*** Supplied material Section Begins ***

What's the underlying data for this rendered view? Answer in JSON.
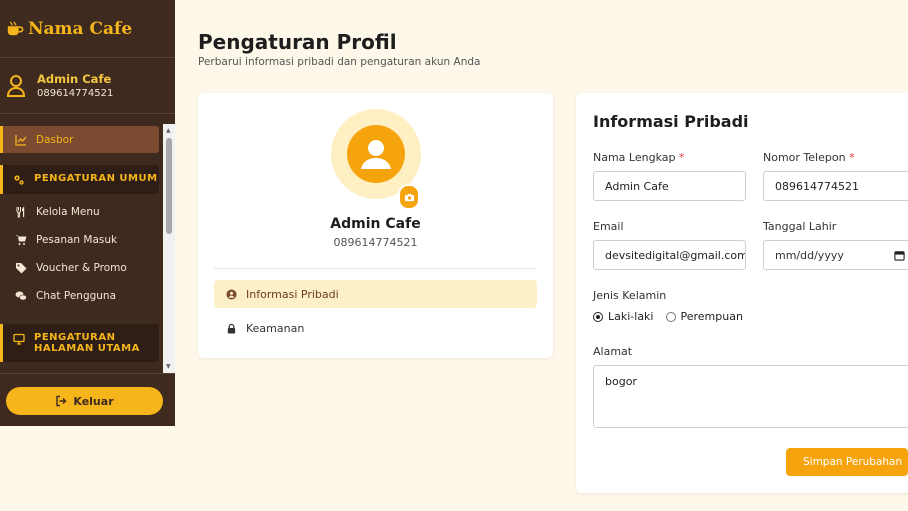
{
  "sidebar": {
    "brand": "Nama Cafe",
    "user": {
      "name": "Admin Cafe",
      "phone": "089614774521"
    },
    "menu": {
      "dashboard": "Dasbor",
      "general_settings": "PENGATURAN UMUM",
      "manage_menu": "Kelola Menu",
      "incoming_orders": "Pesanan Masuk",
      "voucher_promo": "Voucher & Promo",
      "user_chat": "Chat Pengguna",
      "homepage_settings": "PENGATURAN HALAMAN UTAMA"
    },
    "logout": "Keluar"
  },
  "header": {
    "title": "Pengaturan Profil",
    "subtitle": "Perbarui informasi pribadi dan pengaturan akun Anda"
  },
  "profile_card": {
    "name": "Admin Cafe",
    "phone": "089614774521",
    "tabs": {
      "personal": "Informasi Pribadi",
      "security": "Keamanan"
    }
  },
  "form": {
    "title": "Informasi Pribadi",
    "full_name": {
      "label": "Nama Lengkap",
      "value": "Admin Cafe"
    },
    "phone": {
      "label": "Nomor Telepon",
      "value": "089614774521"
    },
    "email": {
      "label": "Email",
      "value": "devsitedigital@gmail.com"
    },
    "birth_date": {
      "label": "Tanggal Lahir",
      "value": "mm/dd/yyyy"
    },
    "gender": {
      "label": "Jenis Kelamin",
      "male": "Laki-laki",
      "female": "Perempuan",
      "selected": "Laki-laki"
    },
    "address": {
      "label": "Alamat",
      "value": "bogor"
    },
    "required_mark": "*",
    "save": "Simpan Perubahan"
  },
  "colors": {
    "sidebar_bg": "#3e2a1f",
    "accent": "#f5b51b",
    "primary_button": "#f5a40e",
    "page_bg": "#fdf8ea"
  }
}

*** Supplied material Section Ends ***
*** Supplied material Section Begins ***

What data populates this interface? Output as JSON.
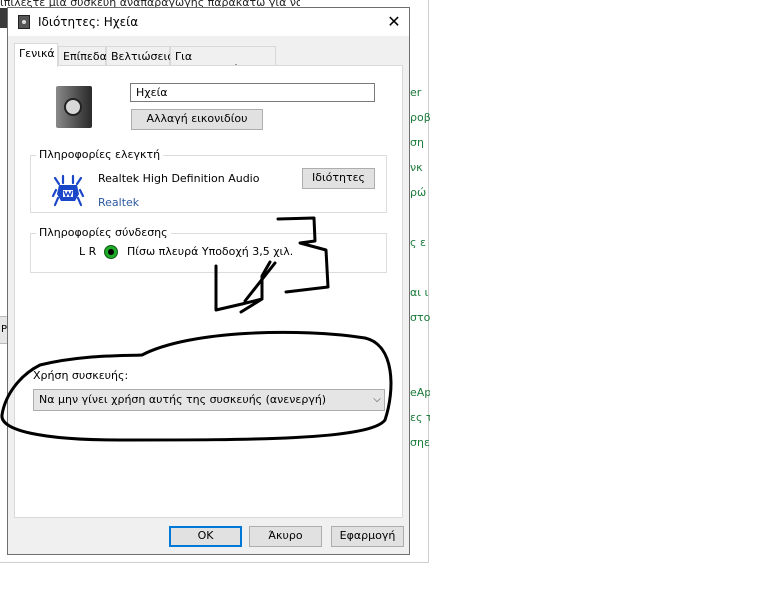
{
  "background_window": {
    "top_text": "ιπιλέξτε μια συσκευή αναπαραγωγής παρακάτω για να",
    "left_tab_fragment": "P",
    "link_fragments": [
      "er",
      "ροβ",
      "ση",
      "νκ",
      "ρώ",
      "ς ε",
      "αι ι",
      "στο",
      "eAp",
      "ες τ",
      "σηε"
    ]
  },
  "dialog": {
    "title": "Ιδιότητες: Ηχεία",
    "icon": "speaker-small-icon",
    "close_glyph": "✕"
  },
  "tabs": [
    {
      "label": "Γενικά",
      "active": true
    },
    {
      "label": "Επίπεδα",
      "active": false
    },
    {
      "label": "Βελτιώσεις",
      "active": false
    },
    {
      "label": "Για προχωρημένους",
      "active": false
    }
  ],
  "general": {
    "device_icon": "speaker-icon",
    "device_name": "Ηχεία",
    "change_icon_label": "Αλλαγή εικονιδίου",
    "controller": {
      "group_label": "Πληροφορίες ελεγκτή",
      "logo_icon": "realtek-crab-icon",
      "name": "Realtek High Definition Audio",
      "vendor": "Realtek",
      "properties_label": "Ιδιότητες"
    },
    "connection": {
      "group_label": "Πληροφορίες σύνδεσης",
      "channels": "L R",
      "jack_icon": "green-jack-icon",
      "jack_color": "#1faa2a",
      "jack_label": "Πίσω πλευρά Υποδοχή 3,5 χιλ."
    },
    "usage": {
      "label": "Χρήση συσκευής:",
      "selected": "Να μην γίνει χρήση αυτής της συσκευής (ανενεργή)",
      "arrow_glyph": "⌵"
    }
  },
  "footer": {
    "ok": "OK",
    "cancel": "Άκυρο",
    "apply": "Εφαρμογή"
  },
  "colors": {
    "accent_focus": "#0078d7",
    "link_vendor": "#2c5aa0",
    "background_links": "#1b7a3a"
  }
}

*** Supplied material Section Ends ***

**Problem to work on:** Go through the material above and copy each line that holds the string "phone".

**Result of the task:**
      "phone": "089614774521"
    "phone": "089614774521",
    "phone": {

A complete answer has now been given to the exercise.